New generation of fodders

A. Obtaining protein from fish broth
While producing fish meal, the fish is boiled. Part of meat and bones go to drying room, and fish broth goes to further processing.
During the first stage, fish fat is separated from the broth. Then the broth, significantly devoid of fat, goes to thickening system where water is evaporated with use of thermal method. When the process is complete, fish protein concentrate is obtained, of thick liquid consistence where dry matter content is 45%. Such concentrate is then mixed with a mixture of corn of reduced grain size in proper ratio and goes to extrusion process. In adequate temperature and at high pressure in extruder, process of refining of the product is executed.
Having completed the extrusion, the product is cooled. When it exits the extruder, it is in the form of flakes. Depending on use, the flakes may be crushed, granulated, ground into flour or squashed. It is possible to change proportion of corns to any other ratio, as well as the degree of moistening of ground corns with fish protein concentrate in the range from 0 to 50% of share of fish meal from liquid concentrate in total mass. In the case of ready piglet fodder we use up to 15% of meal obtained from fish broth.
The product may be in the form of concentrate with portion of required and adequate for a given animal quantity of fish ingredients or ready fodder.

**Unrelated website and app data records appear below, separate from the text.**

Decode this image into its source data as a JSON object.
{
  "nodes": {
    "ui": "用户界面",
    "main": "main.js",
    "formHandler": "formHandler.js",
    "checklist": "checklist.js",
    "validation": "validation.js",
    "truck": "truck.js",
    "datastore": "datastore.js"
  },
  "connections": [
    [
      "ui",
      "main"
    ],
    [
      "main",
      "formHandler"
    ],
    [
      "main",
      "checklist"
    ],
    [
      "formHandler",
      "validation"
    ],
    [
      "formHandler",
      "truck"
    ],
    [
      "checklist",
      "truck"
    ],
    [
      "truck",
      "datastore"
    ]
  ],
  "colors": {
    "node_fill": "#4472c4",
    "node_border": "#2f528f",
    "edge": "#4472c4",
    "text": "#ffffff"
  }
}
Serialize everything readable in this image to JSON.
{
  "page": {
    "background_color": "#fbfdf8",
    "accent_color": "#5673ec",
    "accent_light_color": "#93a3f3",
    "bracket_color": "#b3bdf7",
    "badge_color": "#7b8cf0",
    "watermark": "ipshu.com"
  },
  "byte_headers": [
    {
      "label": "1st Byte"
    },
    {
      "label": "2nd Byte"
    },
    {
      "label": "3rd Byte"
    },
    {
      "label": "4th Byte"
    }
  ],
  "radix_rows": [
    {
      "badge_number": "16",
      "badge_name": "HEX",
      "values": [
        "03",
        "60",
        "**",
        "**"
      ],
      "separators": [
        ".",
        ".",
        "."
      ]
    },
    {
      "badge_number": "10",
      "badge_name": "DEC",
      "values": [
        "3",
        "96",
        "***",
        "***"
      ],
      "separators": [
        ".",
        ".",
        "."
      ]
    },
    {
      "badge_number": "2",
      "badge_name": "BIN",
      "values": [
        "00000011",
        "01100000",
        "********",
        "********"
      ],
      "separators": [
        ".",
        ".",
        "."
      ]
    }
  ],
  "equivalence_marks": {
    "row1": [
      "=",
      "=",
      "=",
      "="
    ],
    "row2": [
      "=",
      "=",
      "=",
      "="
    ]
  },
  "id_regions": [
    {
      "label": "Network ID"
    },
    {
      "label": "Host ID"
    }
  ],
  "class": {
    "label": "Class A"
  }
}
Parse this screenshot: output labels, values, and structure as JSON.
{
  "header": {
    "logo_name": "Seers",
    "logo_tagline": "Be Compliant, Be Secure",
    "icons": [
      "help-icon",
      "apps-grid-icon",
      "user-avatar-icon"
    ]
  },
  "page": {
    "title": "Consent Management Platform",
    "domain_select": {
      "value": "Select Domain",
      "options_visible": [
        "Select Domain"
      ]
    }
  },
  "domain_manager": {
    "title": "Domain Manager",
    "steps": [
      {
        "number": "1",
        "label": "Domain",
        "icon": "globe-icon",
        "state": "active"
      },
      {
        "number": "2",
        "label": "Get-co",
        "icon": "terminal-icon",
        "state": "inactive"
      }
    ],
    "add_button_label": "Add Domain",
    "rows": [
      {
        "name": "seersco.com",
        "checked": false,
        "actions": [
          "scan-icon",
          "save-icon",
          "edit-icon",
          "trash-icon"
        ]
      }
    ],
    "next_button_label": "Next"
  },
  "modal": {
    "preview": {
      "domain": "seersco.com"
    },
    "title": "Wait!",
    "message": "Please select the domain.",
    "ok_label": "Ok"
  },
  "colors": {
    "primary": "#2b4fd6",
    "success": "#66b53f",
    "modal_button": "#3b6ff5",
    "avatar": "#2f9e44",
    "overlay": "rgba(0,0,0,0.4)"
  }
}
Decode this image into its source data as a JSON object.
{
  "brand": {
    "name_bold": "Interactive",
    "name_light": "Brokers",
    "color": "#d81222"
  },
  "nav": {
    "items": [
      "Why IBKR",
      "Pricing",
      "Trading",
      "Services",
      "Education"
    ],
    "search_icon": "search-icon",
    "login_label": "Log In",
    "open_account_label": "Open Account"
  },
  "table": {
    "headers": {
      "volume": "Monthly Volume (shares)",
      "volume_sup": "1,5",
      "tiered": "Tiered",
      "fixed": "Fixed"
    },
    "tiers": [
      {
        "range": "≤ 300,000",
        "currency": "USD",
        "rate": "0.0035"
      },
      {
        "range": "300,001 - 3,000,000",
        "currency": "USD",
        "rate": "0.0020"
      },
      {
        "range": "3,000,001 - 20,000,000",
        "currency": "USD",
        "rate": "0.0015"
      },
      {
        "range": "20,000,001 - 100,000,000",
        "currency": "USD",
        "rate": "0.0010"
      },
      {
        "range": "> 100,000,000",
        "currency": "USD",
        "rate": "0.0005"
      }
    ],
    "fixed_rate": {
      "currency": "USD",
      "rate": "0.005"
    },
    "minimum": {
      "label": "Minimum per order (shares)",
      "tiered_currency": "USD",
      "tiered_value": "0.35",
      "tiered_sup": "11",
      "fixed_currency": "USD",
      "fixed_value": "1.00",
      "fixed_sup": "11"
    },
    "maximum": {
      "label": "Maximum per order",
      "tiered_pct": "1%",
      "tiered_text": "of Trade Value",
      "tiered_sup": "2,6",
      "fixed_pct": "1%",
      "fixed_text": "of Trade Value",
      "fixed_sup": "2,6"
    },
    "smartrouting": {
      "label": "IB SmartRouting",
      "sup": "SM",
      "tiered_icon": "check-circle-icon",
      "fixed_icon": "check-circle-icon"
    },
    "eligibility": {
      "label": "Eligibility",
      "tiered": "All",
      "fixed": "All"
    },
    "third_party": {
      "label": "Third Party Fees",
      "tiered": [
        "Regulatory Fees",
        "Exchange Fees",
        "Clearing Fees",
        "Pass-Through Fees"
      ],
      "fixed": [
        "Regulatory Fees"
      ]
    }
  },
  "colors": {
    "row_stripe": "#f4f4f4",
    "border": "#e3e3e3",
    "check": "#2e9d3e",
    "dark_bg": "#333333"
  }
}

Uniformity of saturation with fish protein in the form of liquid concentrate and fish fat gives homogenous and evenly saturated product, which has beneficial influence upon quick absorption of ingredients and high digestibility. Presence of fish fat from cod liver with exogenous fatty acids has very favourable impact upon all functions of a young organism. Digestion of the product begins already in technological process. Obtained particles of product are characterized by easy softening in oral cavity and stomach of a piglet. The process is much quicker than in the case of raw ground grains or granules of conventional fodders filling a young stomach.
When feeding piglets and chickens with more digestible protein, it is possible to use less volume of fodder while keeping the same or better gains.
The above technology allows more precise proportioning of fish ingredients in fodder and better distribution in mixture.